I love and I fear the Oceans and Seas.
I love the memories of them. The smell of salt on the beaches of islands so remote as to have been forgotten to all but the most intrepid. The feel of sand so soft on secluded beaches so calm and beautiful. The taste and feel of warmth and calm and the sight of clear blue glass so gently swaying with the currents. The great force of swells in the Pacific and the inviting calm of the Indian, the promise of the Atlantic and the history of the Mediterranean.
I love them, these waters full of life and happiness and hope.
I fear them, these waters filled with rage and purpose and loss.
I fear the waves so high they give the air pause. I fear the swells so great that living things dare not approach. I fear the depths, those depths which take life and hope as readily as light and air.
I stand before the water in awe, understanding so well how my ancestors would revere and curse the Oceans and Seas in the same breath.
And yet I, like my ancestors before me, am continuously drawn to the water. I find peace in the mountains, calm in the forests, peaceful solitude in the deserts. Yet the fear of the water only fuels my desire to weather the danger, if only in anticipation of what must lie beyond the waves.
I sought for so long to control those waves, those currents. To control the Ocean meant to control your own ship; this was so wrong, on reflection. We can’t control the currents any more than we can control life around us. In life, as on the water, we can only consider our surroundings, whether they be winds or currents, waves or tides, and sail our vessels not with intention to force our surroundings to change their very nature, but with purpose and direction and an eye on the destination, with clear understanding that the only way past the storm may be right through it.
The waves will come, the storms will strike, the wind will throw even the best of ships off course.
Yet these obstacles, these terrifying reminders of the greatness of nature are not only to be feared and respected.
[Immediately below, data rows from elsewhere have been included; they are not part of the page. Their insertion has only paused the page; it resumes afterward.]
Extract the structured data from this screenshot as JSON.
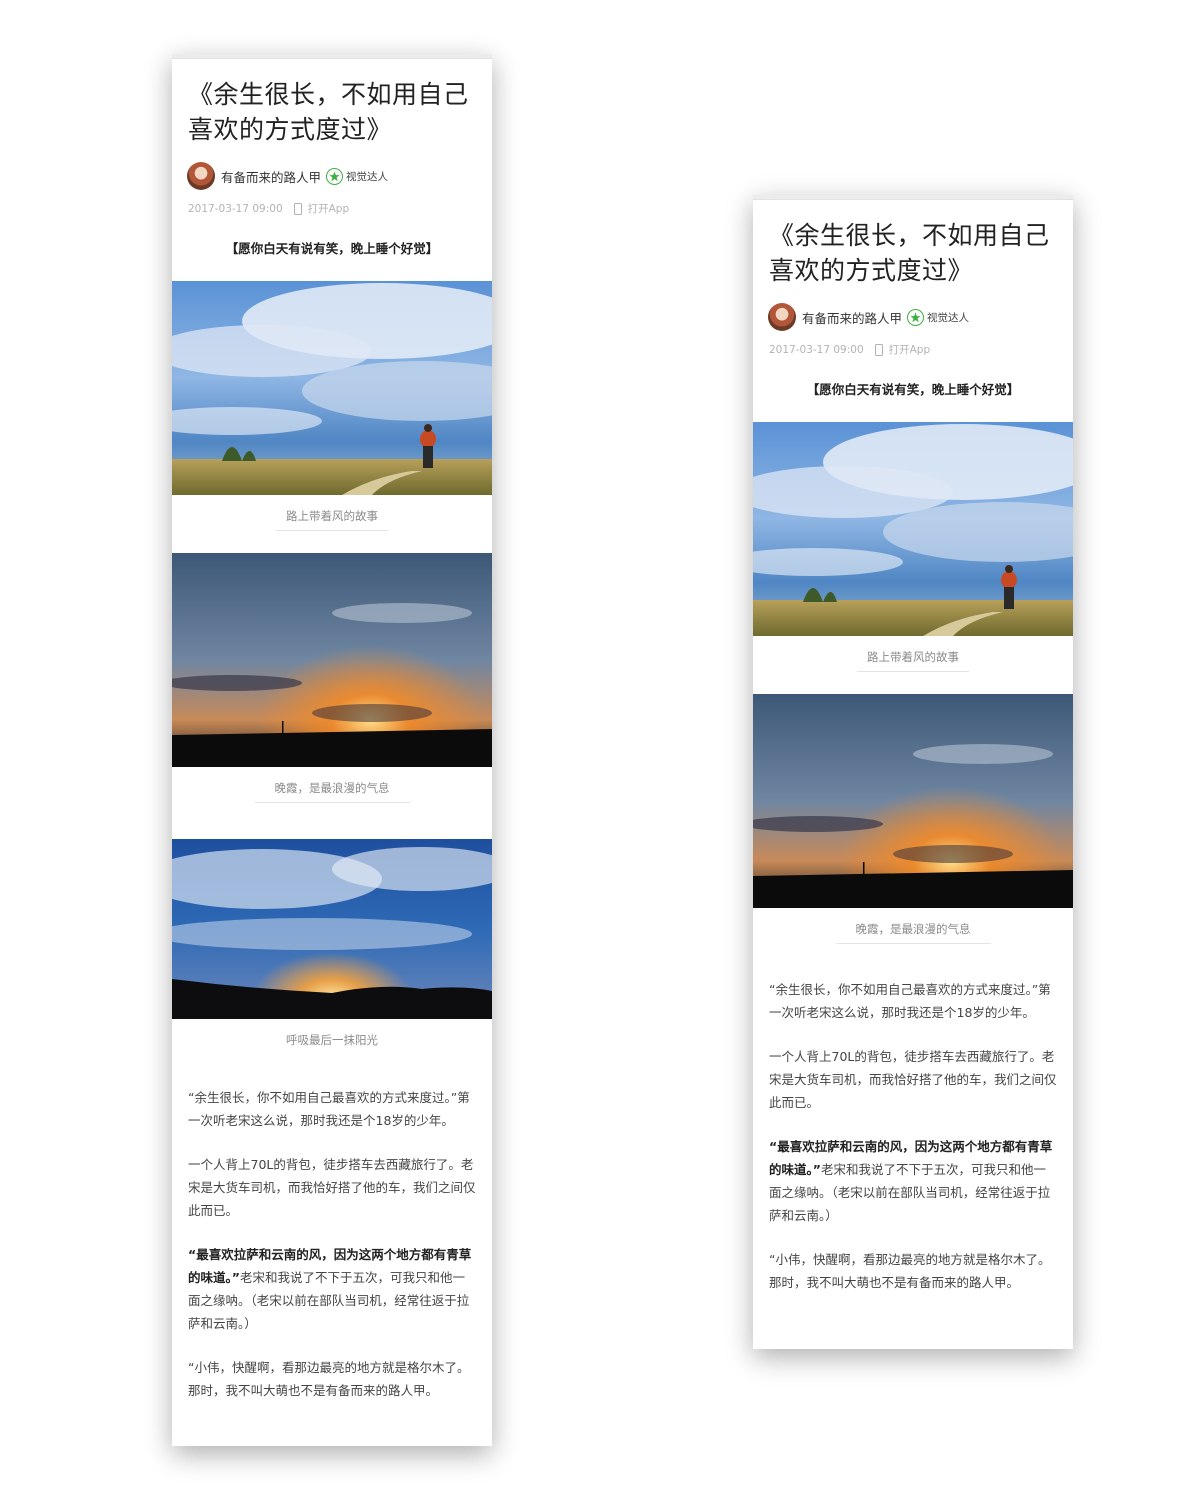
{
  "article": {
    "title_line1": "《余生很长，不如用自己",
    "title_line2": "喜欢的方式度过》",
    "author_name": "有备而来的路人甲",
    "badge_label": "视觉达人",
    "date": "2017-03-17 09:00",
    "open_app_label": "打开App",
    "intro": "【愿你白天有说有笑，晚上睡个好觉】",
    "captions": [
      "路上带着风的故事",
      "晚霞，是最浪漫的气息",
      "呼吸最后一抹阳光"
    ],
    "paragraphs": [
      {
        "bold": "",
        "text": "“余生很长，你不如用自己最喜欢的方式来度过。”第一次听老宋这么说，那时我还是个18岁的少年。"
      },
      {
        "bold": "",
        "text": "一个人背上70L的背包，徒步搭车去西藏旅行了。老宋是大货车司机，而我恰好搭了他的车，我们之间仅此而已。"
      },
      {
        "bold": "“最喜欢拉萨和云南的风，因为这两个地方都有青草的味道。”",
        "text": "老宋和我说了不下于五次，可我只和他一面之缘呐。（老宋以前在部队当司机，经常往返于拉萨和云南。）"
      },
      {
        "bold": "",
        "text": "“小伟，快醒啊，看那边最亮的地方就是格尔木了。那时，我不叫大萌也不是有备而来的路人甲。"
      }
    ]
  },
  "colors": {
    "badge_green": "#3cb043",
    "sky_blue": "#2f7fc6",
    "sunset_orange": "#f08a2a"
  },
  "icons": {
    "badge": "star-badge-icon",
    "open_app": "phone-icon"
  }
}
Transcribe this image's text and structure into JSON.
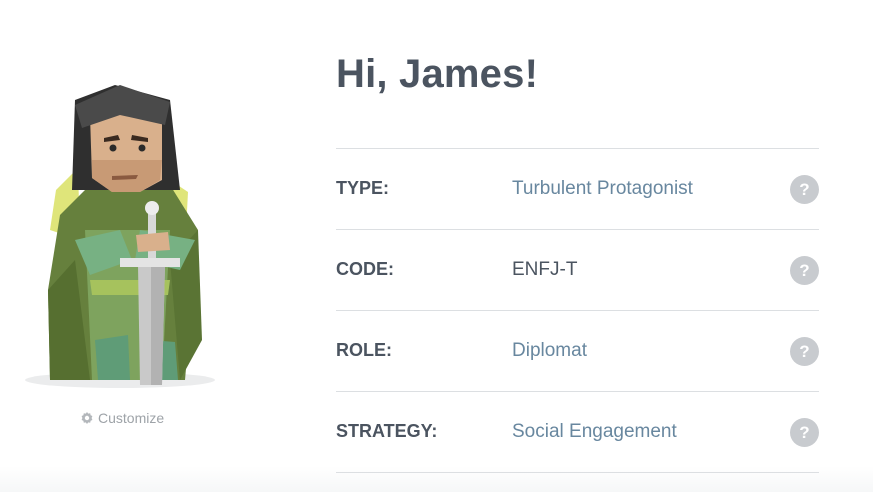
{
  "avatar": {
    "icon": "protagonist-avatar",
    "customize_icon": "gear-icon",
    "customize_label": "Customize"
  },
  "profile": {
    "greeting": "Hi, James!",
    "rows": [
      {
        "label": "TYPE:",
        "value": "Turbulent Protagonist",
        "link": true,
        "help_icon": "?"
      },
      {
        "label": "CODE:",
        "value": "ENFJ-T",
        "link": false,
        "help_icon": "?"
      },
      {
        "label": "ROLE:",
        "value": "Diplomat",
        "link": true,
        "help_icon": "?"
      },
      {
        "label": "STRATEGY:",
        "value": "Social Engagement",
        "link": true,
        "help_icon": "?"
      }
    ]
  },
  "colors": {
    "heading": "#4b5460",
    "link": "#68879f",
    "help_icon_bg": "#c8cbcf",
    "divider": "#dcdfe2"
  }
}
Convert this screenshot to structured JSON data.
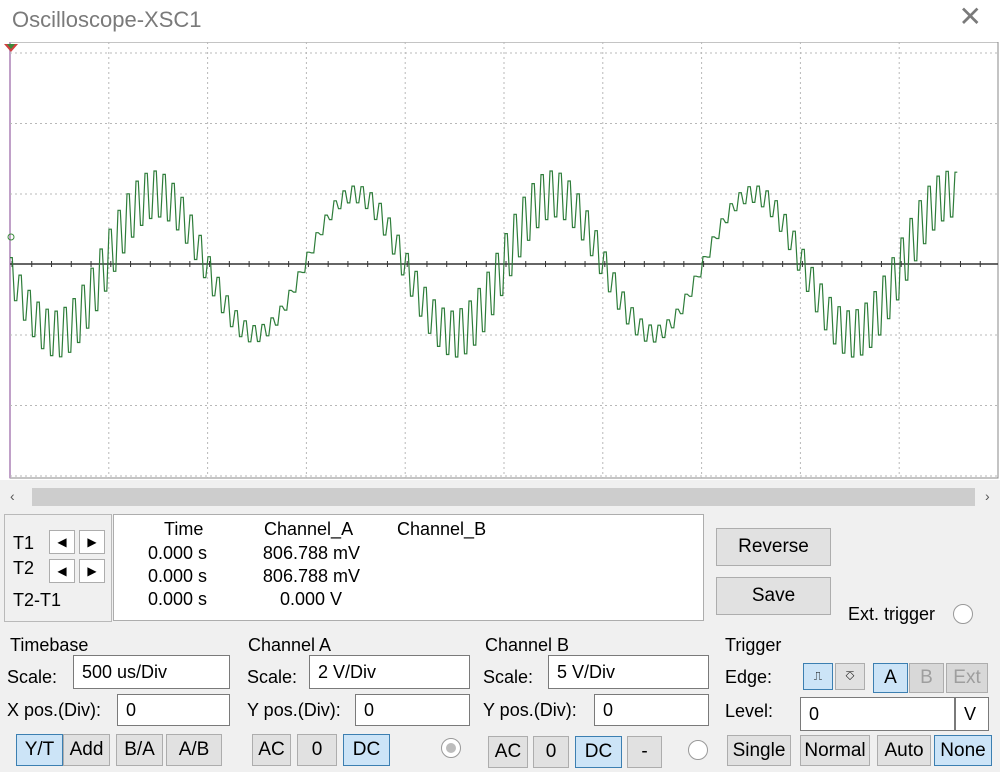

They are a testament to the ability man has to be equally as ferocious, equally as merciless as the beast of open water.
We know the dangers that lay before us, yet we are capable of venturing ahead regardless.
We understand the perils that await us in the open, yet we proceed regardless.
We are ships, and though the port may provide all the safety we need, to be anchored was not our purpose.
To sail ahead to seek more from the world, that love is far greater than the fear of the journey.
It MUST be greater.
The fishermen know that the sea is dangerous and the storm terrible, but they have never found these dangers sufficient reason for remaining ashore.
Vincent Van Gogh.
There are some things you learn best in calm, and some in storm.
It is only in sorrow bad weather masters us; in joy we face the storm and defy it.
I really don't know why it is that all of us are so committed to the sea, except I think it's because in addition to the fact that the sea changes, and the light changes, and ships change, it's because we all came from the sea. And it is an interesting biological fact that all of us have in our veins the exact same percentage of salt in our blood that exists in the ocean, and, therefore, we have salt in our blood, in our sweat, in our tears. We are tied to the ocean. And when we go back to the sea - whether it is to sail or to watch it - we are going back from whence we came.
John F. Kennedy
John F. Kennedy
To reach a port we must set sail –
Sail, not tie at anchor
Sail, not drift.
Franklin D. Roosevelt
I am not afraid of storms for I am learning how to sail my ship.
Louisa May Alcott
If you want to build a ship, don't drum up people to collect wood and don't assign them tasks and work, but rather teach them to long for the endless immensity of the sea.
Antoine de Saint-Exupery
If the highest aim of a captain were to preserve his ship, he would keep it in port forever.
I've been wondering where the end of the stream is ... I haven't been able to think about anything else. I didn't sleep a wink all night. At last, I decided to go and find where the stream ends. I want to know what's happening in other places.
The Little Black Fish By: Samad Behrangi